In Europe, weekly blowouts were a typical part of Fiona McEntee’s life. So when the Dublin native and part-time attorney moved to Chicago, she was gobsmacked by the hefty price tags—some peaking at $75—on what she considered to be a basic salon service. Fiona, who spent much of her childhood in salons owned by her mother, decided to remedy the problem herself by establishing her own blowout-only salon, Blowtique.

Though the concept of a blow-dry bar isn’t new, Fiona was one of the first to bring it to the Windy City. But what really distinguishes the Blowtique blow-dry (besides the affordable $35 price) is technique. The stylists use minimal products and no hot tools, though flatirons and curling irons are on hand if needed. Instead, they rely on their dexterous skills with the round brush to create a variety of styles ranging from big, voluminous curls to beach waves.
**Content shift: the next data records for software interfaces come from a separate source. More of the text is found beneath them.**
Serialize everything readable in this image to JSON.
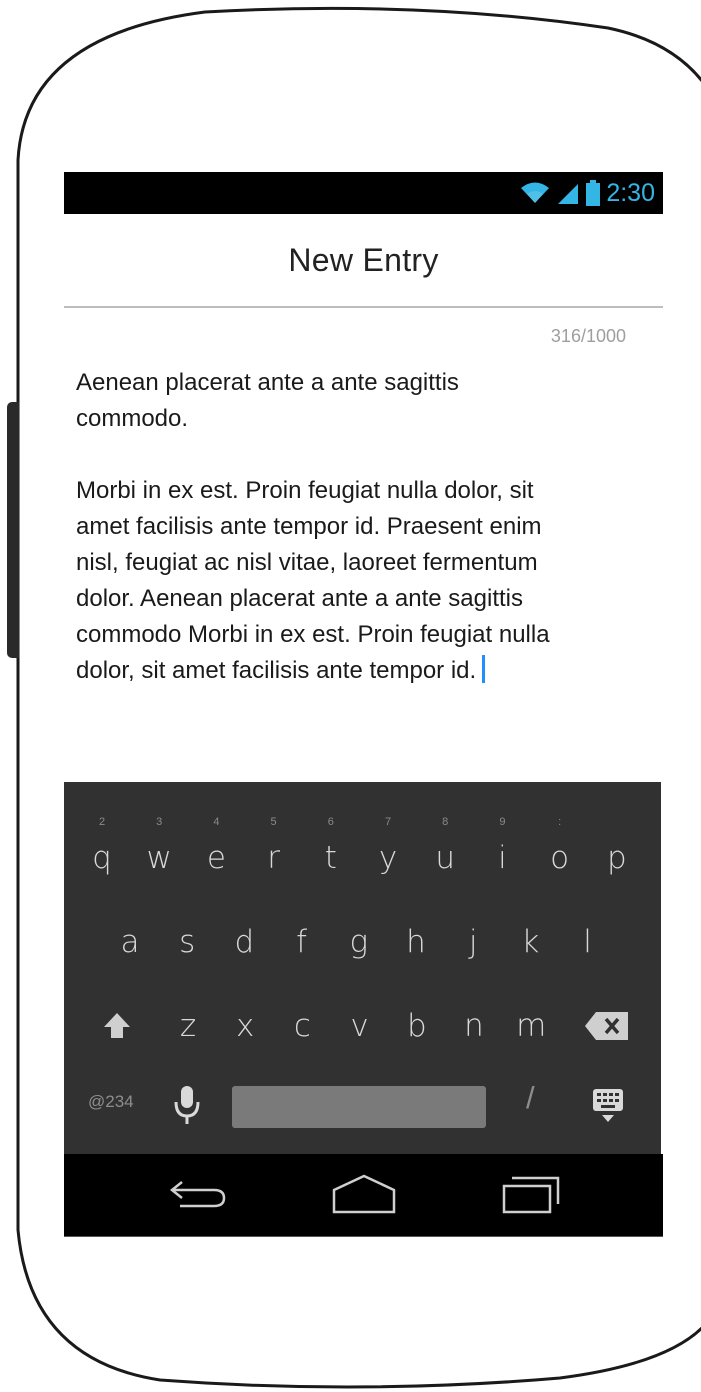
{
  "status_bar": {
    "time": "2:30",
    "icons": [
      "wifi-icon",
      "signal-icon",
      "battery-icon"
    ],
    "time_color": "#33b5e5"
  },
  "header": {
    "title": "New Entry"
  },
  "editor": {
    "char_count": "316/1000",
    "text": "Aenean placerat ante a ante sagittis\ncommodo.\n\nMorbi in ex est. Proin feugiat nulla dolor, sit\namet facilisis ante tempor id. Praesent enim\nnisl, feugiat ac nisl vitae, laoreet fermentum\ndolor. Aenean placerat ante a ante sagittis\ncommodo Morbi in ex est. Proin feugiat nulla\ndolor, sit amet facilisis ante tempor id.",
    "cursor_color": "#1e90ff"
  },
  "keyboard": {
    "row1": [
      "q",
      "w",
      "e",
      "r",
      "t",
      "y",
      "u",
      "i",
      "o",
      "p"
    ],
    "row1_hints": [
      "2",
      "3",
      "4",
      "5",
      "6",
      "7",
      "8",
      "9",
      ":",
      ""
    ],
    "row2": [
      "a",
      "s",
      "d",
      "f",
      "g",
      "h",
      "j",
      "k",
      "l"
    ],
    "row3": [
      "z",
      "x",
      "c",
      "v",
      "b",
      "n",
      "m"
    ],
    "symbols_label": "@234",
    "slash_label": "/",
    "icons": [
      "shift-icon",
      "backspace-icon",
      "microphone-icon",
      "keyboard-hide-icon"
    ]
  },
  "nav_bar": {
    "icons": [
      "back-icon",
      "home-icon",
      "recents-icon"
    ]
  }
}
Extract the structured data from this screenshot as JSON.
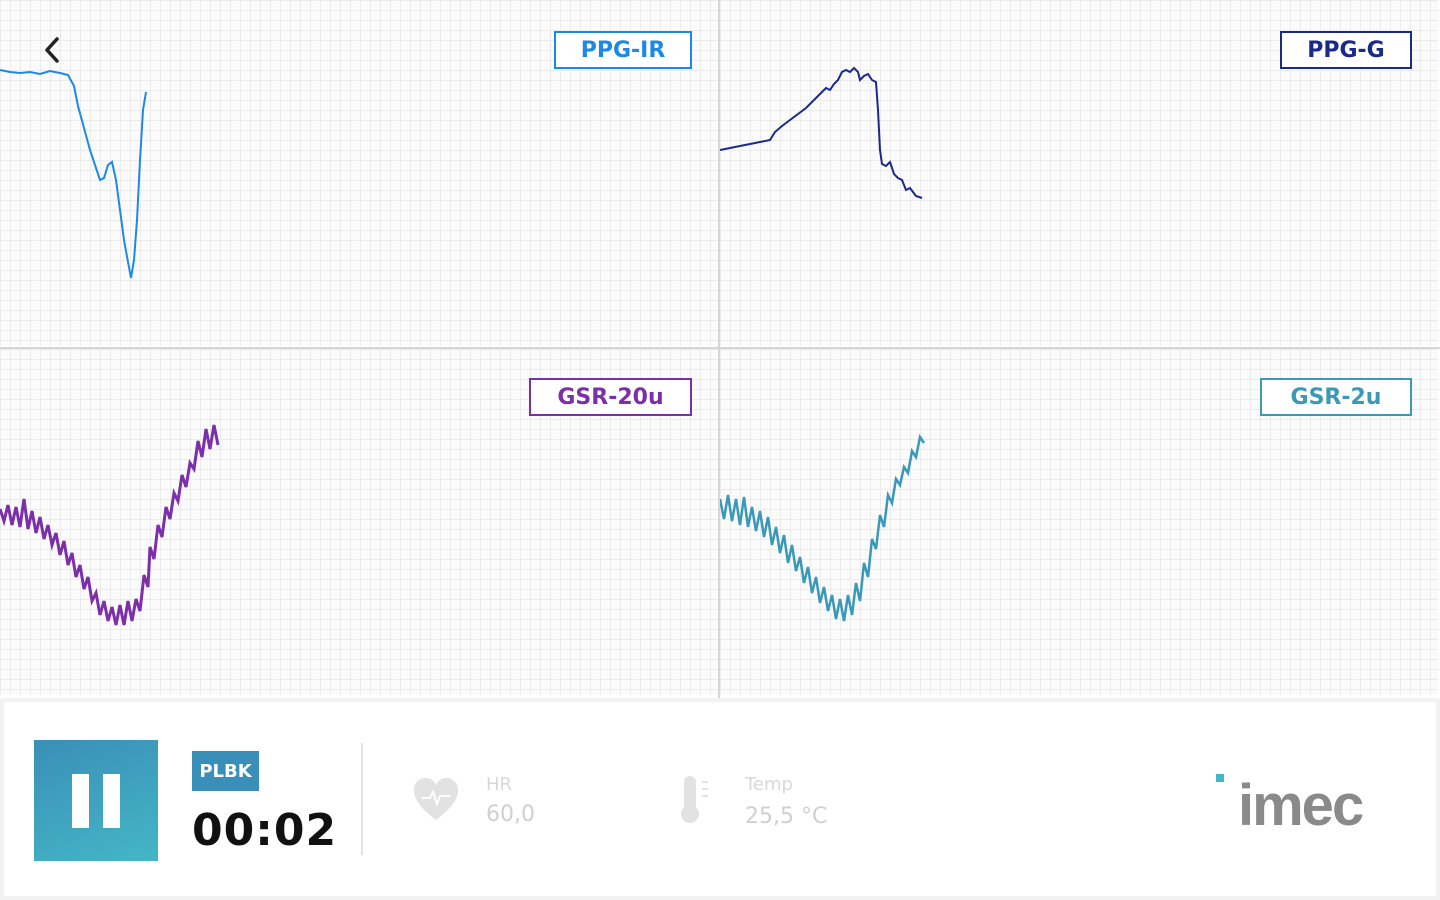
{
  "panels": {
    "ppg_ir": {
      "label": "PPG-IR",
      "color": "#1e88e5"
    },
    "ppg_g": {
      "label": "PPG-G",
      "color": "#1a2a8a"
    },
    "gsr_20u": {
      "label": "GSR-20u",
      "color": "#7b2fa8"
    },
    "gsr_2u": {
      "label": "GSR-2u",
      "color": "#3a98b8"
    }
  },
  "controls": {
    "mode_badge": "PLBK",
    "timer": "00:02"
  },
  "metrics": {
    "hr": {
      "label": "HR",
      "value": "60,0",
      "icon": "heart-icon"
    },
    "temp": {
      "label": "Temp",
      "value": "25,5 °C",
      "icon": "thermometer-icon"
    }
  },
  "brand": {
    "logo_text": "imec",
    "accent": "#44b6c6"
  },
  "icons": {
    "back": "chevron-left-icon",
    "pause": "pause-icon"
  }
}
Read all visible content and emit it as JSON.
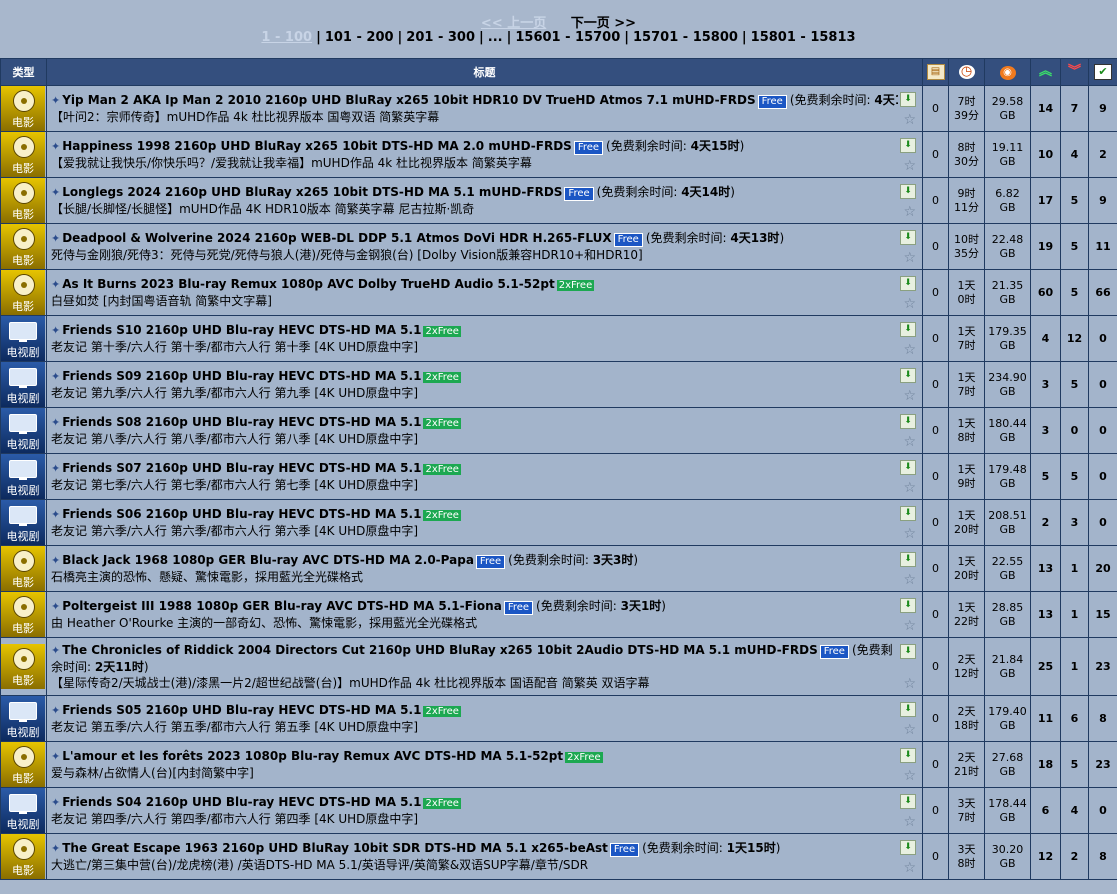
{
  "pager": {
    "prev": "<< 上一页",
    "next": "下一页 >>",
    "current": "1 - 100",
    "pages": [
      "101 - 200",
      "201 - 300",
      "...",
      "15601 - 15700",
      "15701 - 15800",
      "15801 - 15813"
    ]
  },
  "header": {
    "type": "类型",
    "title": "标题",
    "icons": [
      "comments-icon",
      "clock-icon",
      "size-icon",
      "seeders-icon",
      "leechers-icon",
      "completed-icon"
    ]
  },
  "rows": [
    {
      "cat": "movie",
      "cat_label": "电影",
      "title": "Yip Man 2 AKA Ip Man 2 2010 2160p UHD BluRay x265 10bit HDR10 DV TrueHD Atmos 7.1 mUHD-FRDS",
      "badge": "Free",
      "free_label": "免费剩余时间: ",
      "free_time": "4天16时",
      "sub": "【叶问2：宗师传奇】mUHD作品 4k 杜比视界版本 国粤双语 简繁英字幕",
      "comments": "0",
      "time1": "7时",
      "time2": "39分",
      "size1": "29.58",
      "size2": "GB",
      "seeders": "14",
      "leechers": "7",
      "done": "9"
    },
    {
      "cat": "movie",
      "cat_label": "电影",
      "title": "Happiness 1998 2160p UHD BluRay x265 10bit DTS-HD MA 2.0 mUHD-FRDS",
      "badge": "Free",
      "free_label": "免费剩余时间: ",
      "free_time": "4天15时",
      "sub": "【爱我就让我快乐/你快乐吗？/爱我就让我幸福】mUHD作品 4k 杜比视界版本 简繁英字幕",
      "comments": "0",
      "time1": "8时",
      "time2": "30分",
      "size1": "19.11",
      "size2": "GB",
      "seeders": "10",
      "leechers": "4",
      "done": "2"
    },
    {
      "cat": "movie",
      "cat_label": "电影",
      "title": "Longlegs 2024 2160p UHD BluRay x265 10bit DTS-HD MA 5.1 mUHD-FRDS",
      "badge": "Free",
      "free_label": "免费剩余时间: ",
      "free_time": "4天14时",
      "sub": "【长腿/长脚怪/长腿怪】mUHD作品 4K HDR10版本 简繁英字幕 尼古拉斯·凯奇",
      "comments": "0",
      "time1": "9时",
      "time2": "11分",
      "size1": "6.82",
      "size2": "GB",
      "seeders": "17",
      "leechers": "5",
      "done": "9"
    },
    {
      "cat": "movie",
      "cat_label": "电影",
      "title": "Deadpool & Wolverine 2024 2160p WEB-DL DDP 5.1 Atmos DoVi HDR H.265-FLUX",
      "badge": "Free",
      "free_label": "免费剩余时间: ",
      "free_time": "4天13时",
      "sub": "死侍与金刚狼/死侍3：死侍与死党/死侍与狼人(港)/死侍与金钢狼(台) [Dolby Vision版兼容HDR10+和HDR10]",
      "comments": "0",
      "time1": "10时",
      "time2": "35分",
      "size1": "22.48",
      "size2": "GB",
      "seeders": "19",
      "leechers": "5",
      "done": "11"
    },
    {
      "cat": "movie",
      "cat_label": "电影",
      "title": "As It Burns 2023 Blu-ray Remux 1080p AVC Dolby TrueHD Audio 5.1-52pt",
      "badge": "2xFree",
      "free_label": "",
      "free_time": "",
      "sub": "白昼如焚 [内封国粤语音轨 简繁中文字幕]",
      "comments": "0",
      "time1": "1天",
      "time2": "0时",
      "size1": "21.35",
      "size2": "GB",
      "seeders": "60",
      "leechers": "5",
      "done": "66"
    },
    {
      "cat": "tv",
      "cat_label": "电视剧",
      "title": "Friends S10 2160p UHD Blu-ray HEVC DTS-HD MA 5.1",
      "badge": "2xFree",
      "free_label": "",
      "free_time": "",
      "sub": "老友记 第十季/六人行 第十季/都市六人行 第十季 [4K UHD原盘中字]",
      "comments": "0",
      "time1": "1天",
      "time2": "7时",
      "size1": "179.35",
      "size2": "GB",
      "seeders": "4",
      "leechers": "12",
      "done": "0"
    },
    {
      "cat": "tv",
      "cat_label": "电视剧",
      "title": "Friends S09 2160p UHD Blu-ray HEVC DTS-HD MA 5.1",
      "badge": "2xFree",
      "free_label": "",
      "free_time": "",
      "sub": "老友记 第九季/六人行 第九季/都市六人行 第九季 [4K UHD原盘中字]",
      "comments": "0",
      "time1": "1天",
      "time2": "7时",
      "size1": "234.90",
      "size2": "GB",
      "seeders": "3",
      "leechers": "5",
      "done": "0"
    },
    {
      "cat": "tv",
      "cat_label": "电视剧",
      "title": "Friends S08 2160p UHD Blu-ray HEVC DTS-HD MA 5.1",
      "badge": "2xFree",
      "free_label": "",
      "free_time": "",
      "sub": "老友记 第八季/六人行 第八季/都市六人行 第八季 [4K UHD原盘中字]",
      "comments": "0",
      "time1": "1天",
      "time2": "8时",
      "size1": "180.44",
      "size2": "GB",
      "seeders": "3",
      "leechers": "0",
      "done": "0"
    },
    {
      "cat": "tv",
      "cat_label": "电视剧",
      "title": "Friends S07 2160p UHD Blu-ray HEVC DTS-HD MA 5.1",
      "badge": "2xFree",
      "free_label": "",
      "free_time": "",
      "sub": "老友记 第七季/六人行 第七季/都市六人行 第七季 [4K UHD原盘中字]",
      "comments": "0",
      "time1": "1天",
      "time2": "9时",
      "size1": "179.48",
      "size2": "GB",
      "seeders": "5",
      "leechers": "5",
      "done": "0"
    },
    {
      "cat": "tv",
      "cat_label": "电视剧",
      "title": "Friends S06 2160p UHD Blu-ray HEVC DTS-HD MA 5.1",
      "badge": "2xFree",
      "free_label": "",
      "free_time": "",
      "sub": "老友记 第六季/六人行 第六季/都市六人行 第六季 [4K UHD原盘中字]",
      "comments": "0",
      "time1": "1天",
      "time2": "20时",
      "size1": "208.51",
      "size2": "GB",
      "seeders": "2",
      "leechers": "3",
      "done": "0"
    },
    {
      "cat": "movie",
      "cat_label": "电影",
      "title": "Black Jack 1968 1080p GER Blu-ray AVC DTS-HD MA 2.0-Papa",
      "badge": "Free",
      "free_label": "免费剩余时间: ",
      "free_time": "3天3时",
      "sub": "石橋亮主演的恐怖、懸疑、驚悚電影，採用藍光全光碟格式",
      "comments": "0",
      "time1": "1天",
      "time2": "20时",
      "size1": "22.55",
      "size2": "GB",
      "seeders": "13",
      "leechers": "1",
      "done": "20"
    },
    {
      "cat": "movie",
      "cat_label": "电影",
      "title": "Poltergeist III 1988 1080p GER Blu-ray AVC DTS-HD MA 5.1-Fiona",
      "badge": "Free",
      "free_label": "免费剩余时间: ",
      "free_time": "3天1时",
      "sub": "由 Heather O'Rourke 主演的一部奇幻、恐怖、驚悚電影，採用藍光全光碟格式",
      "comments": "0",
      "time1": "1天",
      "time2": "22时",
      "size1": "28.85",
      "size2": "GB",
      "seeders": "13",
      "leechers": "1",
      "done": "15"
    },
    {
      "cat": "movie",
      "cat_label": "电影",
      "title": "The Chronicles of Riddick 2004 Directors Cut 2160p UHD BluRay x265 10bit 2Audio DTS-HD MA 5.1 mUHD-FRDS",
      "badge": "Free",
      "free_label": "免费剩余时间: ",
      "free_time": "2天11时",
      "sub": "【星际传奇2/天城战士(港)/漆黑一片2/超世纪战警(台)】mUHD作品 4k 杜比视界版本 国语配音 简繁英 双语字幕",
      "comments": "0",
      "time1": "2天",
      "time2": "12时",
      "size1": "21.84",
      "size2": "GB",
      "seeders": "25",
      "leechers": "1",
      "done": "23",
      "tall": true
    },
    {
      "cat": "tv",
      "cat_label": "电视剧",
      "title": "Friends S05 2160p UHD Blu-ray HEVC DTS-HD MA 5.1",
      "badge": "2xFree",
      "free_label": "",
      "free_time": "",
      "sub": "老友记 第五季/六人行 第五季/都市六人行 第五季 [4K UHD原盘中字]",
      "comments": "0",
      "time1": "2天",
      "time2": "18时",
      "size1": "179.40",
      "size2": "GB",
      "seeders": "11",
      "leechers": "6",
      "done": "8"
    },
    {
      "cat": "movie",
      "cat_label": "电影",
      "title": "L'amour et les forêts 2023 1080p Blu-ray Remux AVC DTS-HD MA 5.1-52pt",
      "badge": "2xFree",
      "free_label": "",
      "free_time": "",
      "sub": "爱与森林/占欲情人(台)[内封简繁中字]",
      "comments": "0",
      "time1": "2天",
      "time2": "21时",
      "size1": "27.68",
      "size2": "GB",
      "seeders": "18",
      "leechers": "5",
      "done": "23"
    },
    {
      "cat": "tv",
      "cat_label": "电视剧",
      "title": "Friends S04 2160p UHD Blu-ray HEVC DTS-HD MA 5.1",
      "badge": "2xFree",
      "free_label": "",
      "free_time": "",
      "sub": "老友记 第四季/六人行 第四季/都市六人行 第四季 [4K UHD原盘中字]",
      "comments": "0",
      "time1": "3天",
      "time2": "7时",
      "size1": "178.44",
      "size2": "GB",
      "seeders": "6",
      "leechers": "4",
      "done": "0"
    },
    {
      "cat": "movie",
      "cat_label": "电影",
      "title": "The Great Escape 1963 2160p UHD BluRay 10bit SDR DTS-HD MA 5.1 x265-beAst",
      "badge": "Free",
      "free_label": "免费剩余时间: ",
      "free_time": "1天15时",
      "sub": "大逃亡/第三集中营(台)/龙虎榜(港) /英语DTS-HD MA 5.1/英语导评/英简繁&双语SUP字幕/章节/SDR",
      "comments": "0",
      "time1": "3天",
      "time2": "8时",
      "size1": "30.20",
      "size2": "GB",
      "seeders": "12",
      "leechers": "2",
      "done": "8"
    }
  ]
}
I experienced this styling process firsthand at Blowtique’s Gold Coast location, which Fiona has decorated with Waterford crystal chandeliers from Ireland. Creative Director Rhona Kane indulged me with a Kate Middleton–inspired blowout, then taught me how to make my look last with the salon's Blowout Survival Kit ($35). The kit promises to extend the life of your blowout anywhere from two to four days and comes in a custom-made gold box, but lesser versions of most of its contents can be found at your average drugstore.

ORIBE DRY TEXTURIZING SPRAY

This sleek, purse-size bottle of dry shampoo refreshes next-day blowouts by absorbing oils on the scalp and adding texture to strands. According to Fiona, "it won't leave a chalky white residue behind," unlike many other dry shampoos.

BABY ALLIGATOR CLIPS

A staple tool in any salon, these tiny but strong clips—which come cutely fastened to a Blowtique business card—keep curls in tact as clients sleep. To use, twirl each curl back into itself before securing with a single clip.

SHOWER CAP

Emblazoned with Blowtique's name, this isn’t your hotel-room shower cap. The interior is lined with terry cloth, which keeps hair from absorbing heat during a shower, reducing the risk of developing frizz or loosening the curl and volume created during the initial blowout.  

BY: Sara Tremblay